▶ [Task details]: Report each line of the records below that holds the word "description".

═════ Data provided

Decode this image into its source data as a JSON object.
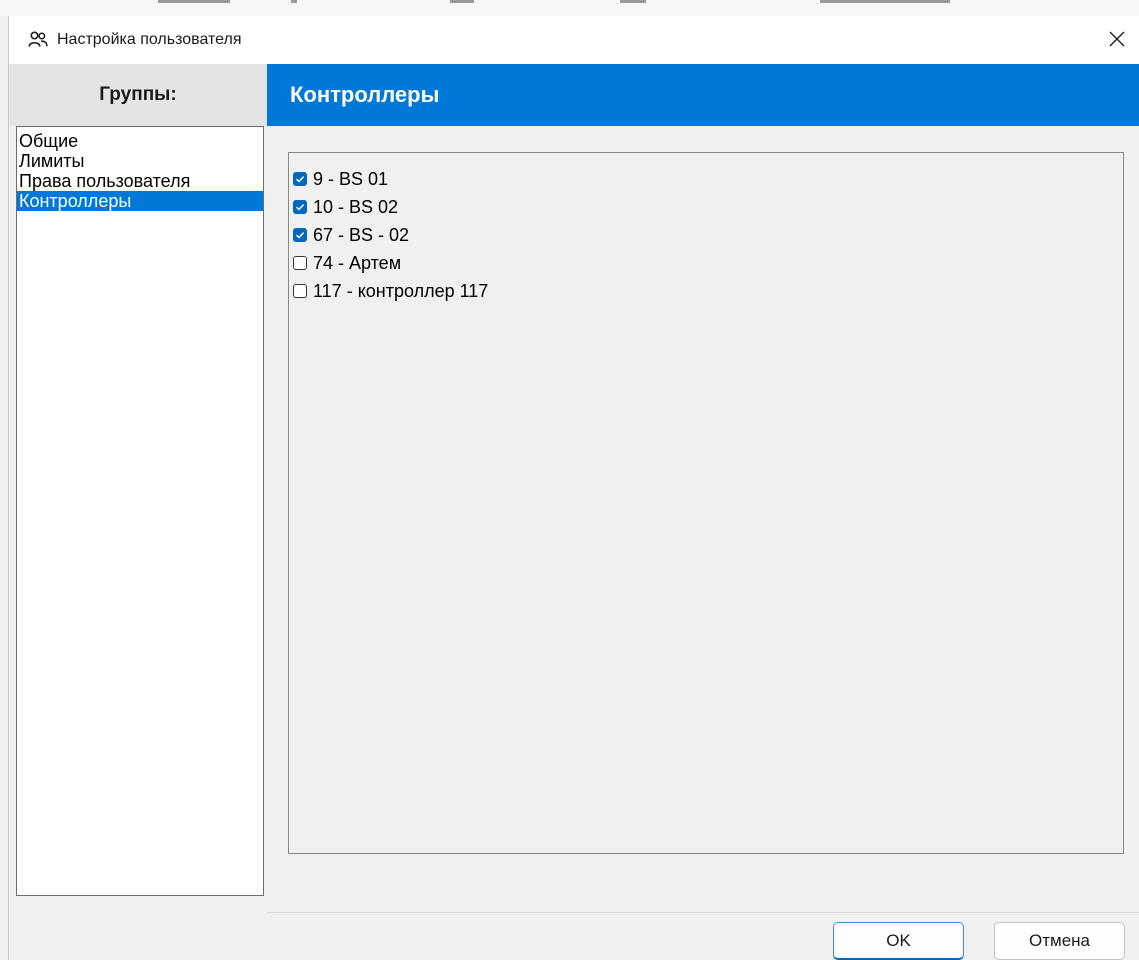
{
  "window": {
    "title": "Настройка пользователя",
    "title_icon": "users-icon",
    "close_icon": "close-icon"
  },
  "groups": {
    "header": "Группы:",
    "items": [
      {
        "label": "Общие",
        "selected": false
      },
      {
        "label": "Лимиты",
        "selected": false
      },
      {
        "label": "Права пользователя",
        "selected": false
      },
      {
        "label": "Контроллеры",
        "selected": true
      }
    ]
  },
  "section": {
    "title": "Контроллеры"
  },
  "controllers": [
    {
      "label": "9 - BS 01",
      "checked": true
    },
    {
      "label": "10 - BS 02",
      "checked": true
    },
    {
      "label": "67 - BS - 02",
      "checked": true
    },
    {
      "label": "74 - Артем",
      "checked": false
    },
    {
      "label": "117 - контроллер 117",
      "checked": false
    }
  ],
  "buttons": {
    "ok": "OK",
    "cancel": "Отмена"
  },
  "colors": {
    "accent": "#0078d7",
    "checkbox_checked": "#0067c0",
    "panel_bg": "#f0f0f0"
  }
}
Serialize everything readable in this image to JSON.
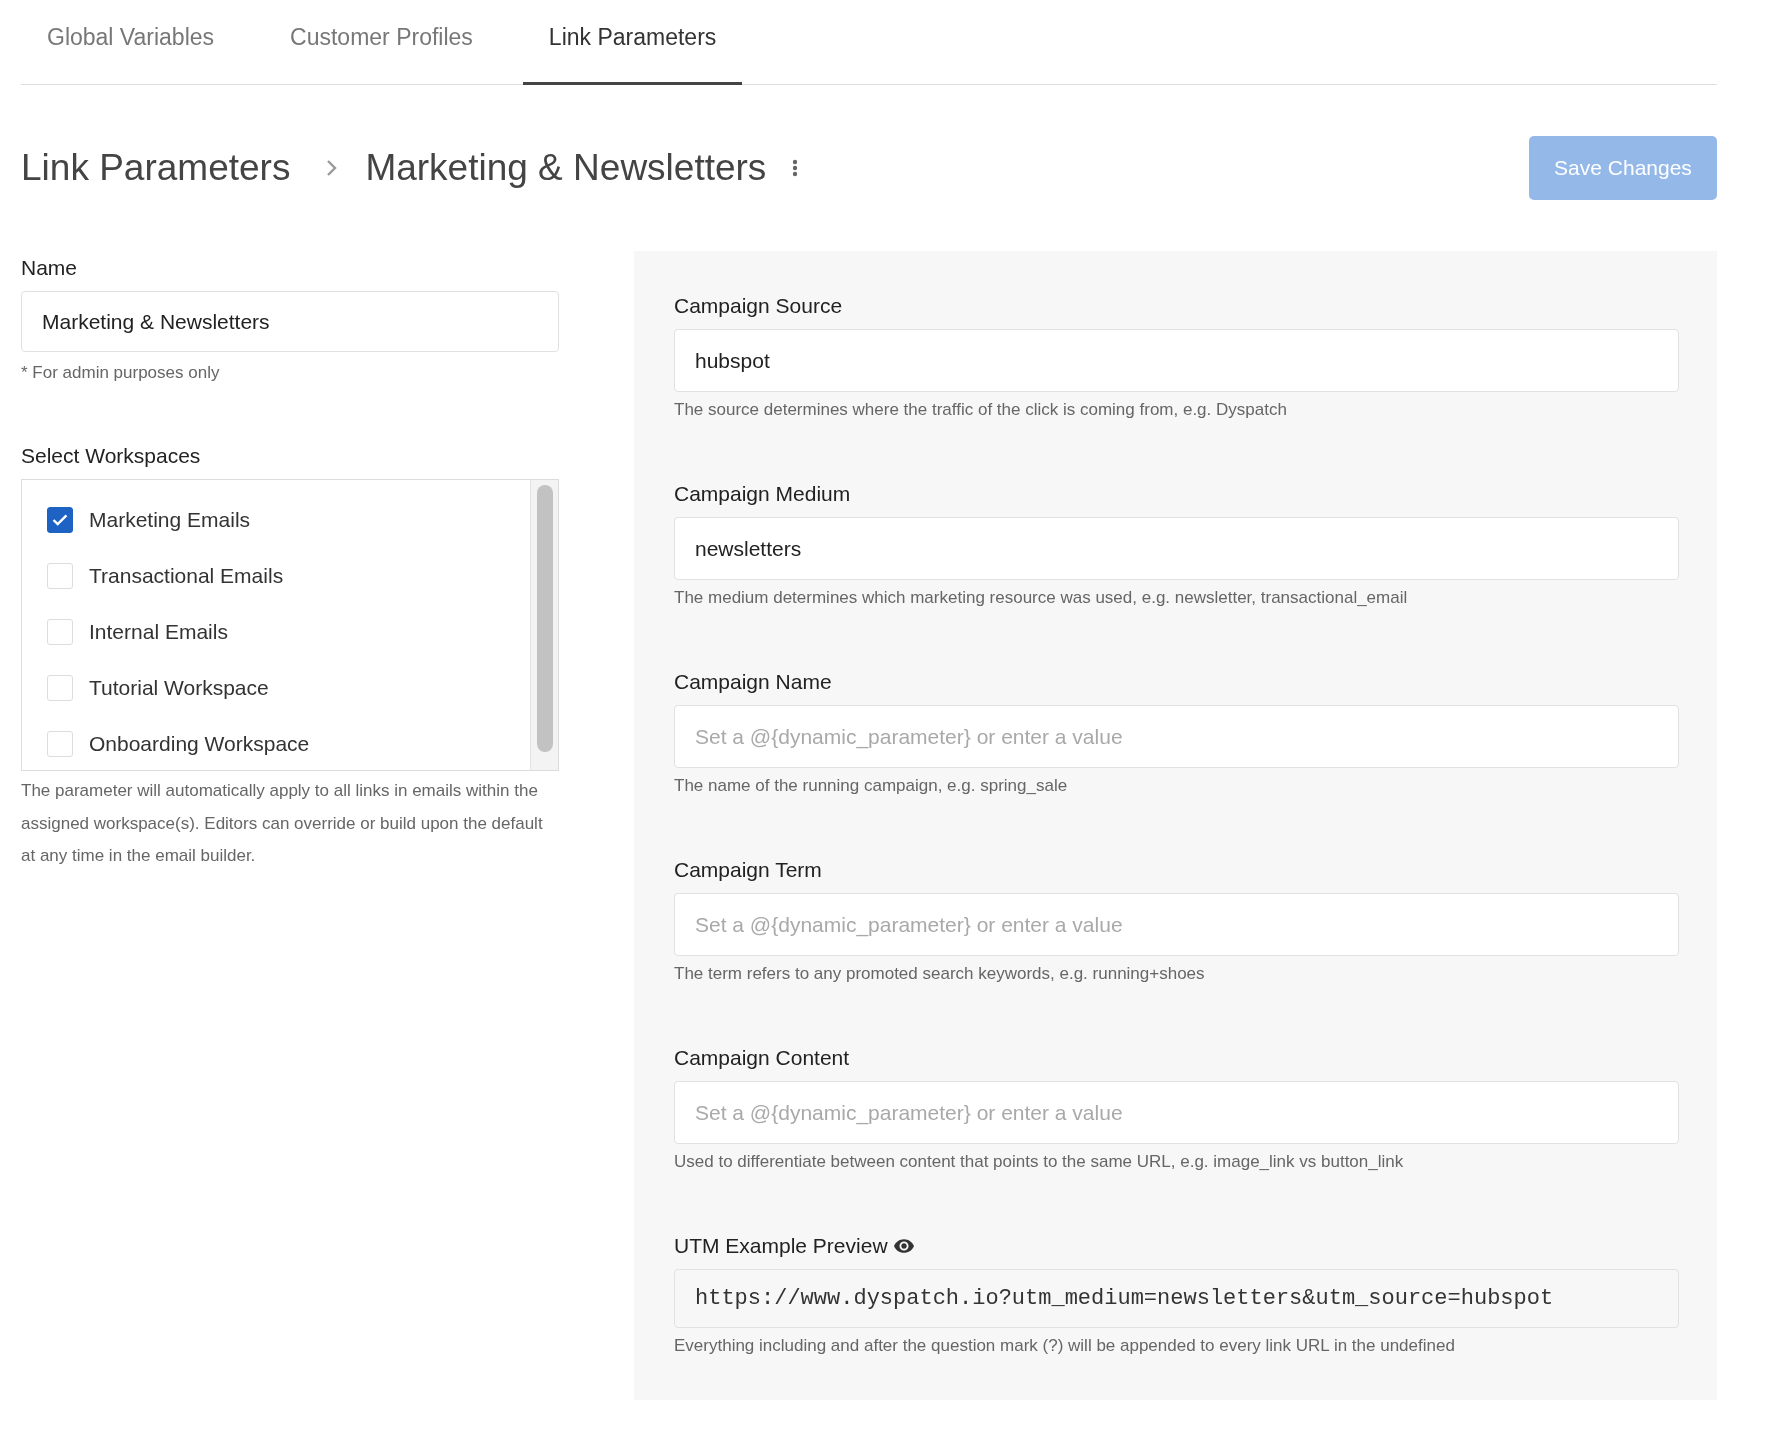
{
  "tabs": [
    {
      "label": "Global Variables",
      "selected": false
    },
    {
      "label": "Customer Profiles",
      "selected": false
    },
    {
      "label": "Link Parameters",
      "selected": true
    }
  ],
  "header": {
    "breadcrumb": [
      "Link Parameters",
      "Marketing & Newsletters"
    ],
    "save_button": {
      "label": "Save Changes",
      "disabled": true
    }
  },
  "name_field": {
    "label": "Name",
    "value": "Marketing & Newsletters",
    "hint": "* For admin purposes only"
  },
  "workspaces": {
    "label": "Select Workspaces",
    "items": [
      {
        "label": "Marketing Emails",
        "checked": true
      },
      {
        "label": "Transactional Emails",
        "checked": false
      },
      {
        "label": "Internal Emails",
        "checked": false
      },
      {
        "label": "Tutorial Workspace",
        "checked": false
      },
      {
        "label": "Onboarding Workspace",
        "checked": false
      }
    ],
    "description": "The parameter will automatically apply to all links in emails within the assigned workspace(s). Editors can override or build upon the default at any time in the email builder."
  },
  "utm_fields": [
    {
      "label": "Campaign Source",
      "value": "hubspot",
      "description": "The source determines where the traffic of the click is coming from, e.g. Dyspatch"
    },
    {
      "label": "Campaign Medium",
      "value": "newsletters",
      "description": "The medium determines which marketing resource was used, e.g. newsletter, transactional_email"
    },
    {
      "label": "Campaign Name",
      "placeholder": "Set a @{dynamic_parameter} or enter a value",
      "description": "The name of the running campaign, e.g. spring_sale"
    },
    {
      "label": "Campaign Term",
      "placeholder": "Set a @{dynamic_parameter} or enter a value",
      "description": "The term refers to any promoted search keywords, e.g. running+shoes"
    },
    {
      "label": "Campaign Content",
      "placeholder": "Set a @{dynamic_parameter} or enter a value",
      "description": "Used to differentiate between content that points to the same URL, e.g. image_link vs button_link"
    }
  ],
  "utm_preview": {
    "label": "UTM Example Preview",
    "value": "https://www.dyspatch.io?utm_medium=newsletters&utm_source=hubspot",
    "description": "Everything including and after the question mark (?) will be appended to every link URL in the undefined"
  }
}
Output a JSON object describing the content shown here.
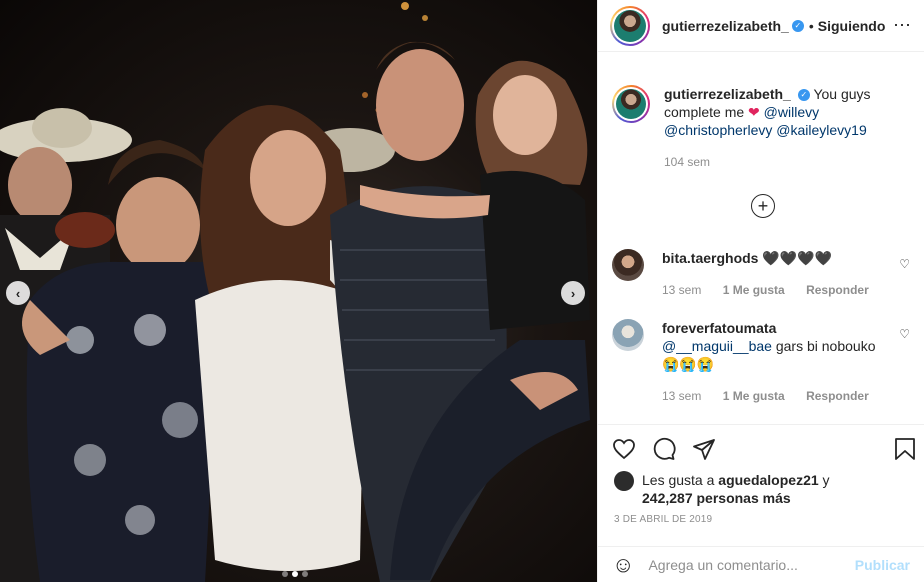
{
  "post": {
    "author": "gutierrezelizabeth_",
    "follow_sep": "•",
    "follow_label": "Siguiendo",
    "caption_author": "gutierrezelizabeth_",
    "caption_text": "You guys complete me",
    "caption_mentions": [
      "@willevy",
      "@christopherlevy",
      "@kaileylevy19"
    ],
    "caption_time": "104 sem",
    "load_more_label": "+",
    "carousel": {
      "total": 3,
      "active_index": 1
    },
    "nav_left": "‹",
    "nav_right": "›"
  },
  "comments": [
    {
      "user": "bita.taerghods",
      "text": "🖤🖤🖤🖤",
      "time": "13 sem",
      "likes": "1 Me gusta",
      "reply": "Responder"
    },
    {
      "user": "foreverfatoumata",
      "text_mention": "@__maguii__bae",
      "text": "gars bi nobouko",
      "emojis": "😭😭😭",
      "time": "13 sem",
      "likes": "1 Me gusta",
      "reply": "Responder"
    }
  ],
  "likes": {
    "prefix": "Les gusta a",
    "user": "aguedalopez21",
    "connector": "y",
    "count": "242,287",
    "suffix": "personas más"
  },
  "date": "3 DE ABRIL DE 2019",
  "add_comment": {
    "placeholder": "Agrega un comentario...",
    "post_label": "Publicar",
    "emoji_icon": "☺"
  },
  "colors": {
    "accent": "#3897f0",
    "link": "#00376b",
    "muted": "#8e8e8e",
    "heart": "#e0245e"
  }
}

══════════

▶ [Answer]:
    "description": "The parameter will automatically apply to all links in emails within the assigned workspace(s). Editors can override or build upon the default at any time in the email builder."
      "description": "The source determines where the traffic of the click is coming from, e.g. Dyspatch"
      "description": "The medium determines which marketing resource was used, e.g. newsletter, transactional_email"
      "description": "The name of the running campaign, e.g. spring_sale"
      "description": "The term refers to any promoted search keywords, e.g. running+shoes"
      "description": "Used to differentiate between content that points to the same URL, e.g. image_link vs button_link"
    "description": "Everything including and after the question mark (?) will be appended to every link URL in the undefined"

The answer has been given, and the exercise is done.